and her inaccurate claims about her college graduation (she finally received her degree from Fairleigh Dickinson University just two weeks ago). The Delaware contest for the seat held for more than three decades by Joe Biden may prompt more discussion of the fervor of O'Donnell's opposition to all forms of teenage sexuality
than, say, her critique of Obama's health care legislation.
Party leaders -- who have a traditional interpretation of electability based on fundraising prowess, poll numbers and insider pedigree -- are not always omniscient. New Hampshire voters Tuesday chose a Republican (the slow count was still unfinished as of Wednesday morning) to take on vulnerable two-term liberal Democratic Rep. Carol Shea-Porter. In 2006 Rahm Emanuel, then at the helm of the Democratic Congressional Campaign Committee, publicly rebuffed Shea-Porter's candidacy and put the muscle of the national party behind one of her primary opponents. Not only did Shea-Porter defeat her DCCC-anointed opponent in the primary, but she also confounded the experts by knocking off a GOP incumbent in November.

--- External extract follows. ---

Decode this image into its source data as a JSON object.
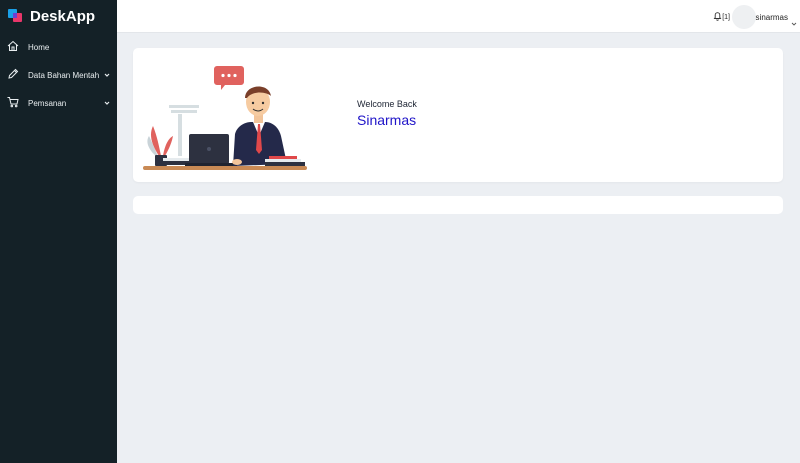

Most political theories (and I am borrowing an early 1990s insight from journalist and friend Alan Ehrenhalt
) focus on the attitudes and the demands of voters. But the supply side of the equation -- the characteristics and beliefs of the candidates themselves -- often get lost in these abstract models.
For all the fire and fury directed at the Obama White House and the Democratic congressional majorities, Republican primary voters have made their path to victory in November that much more difficult by nominating idiosyncratic Senate candidates like Christine O'Donnell, Rand Paul and, yes, Sharron Angle in Nevada. Such ideologically intense GOP nominees promise to fiercely challenge the mores of Washington -- but first they have to get past the voters in the muddled middle in November.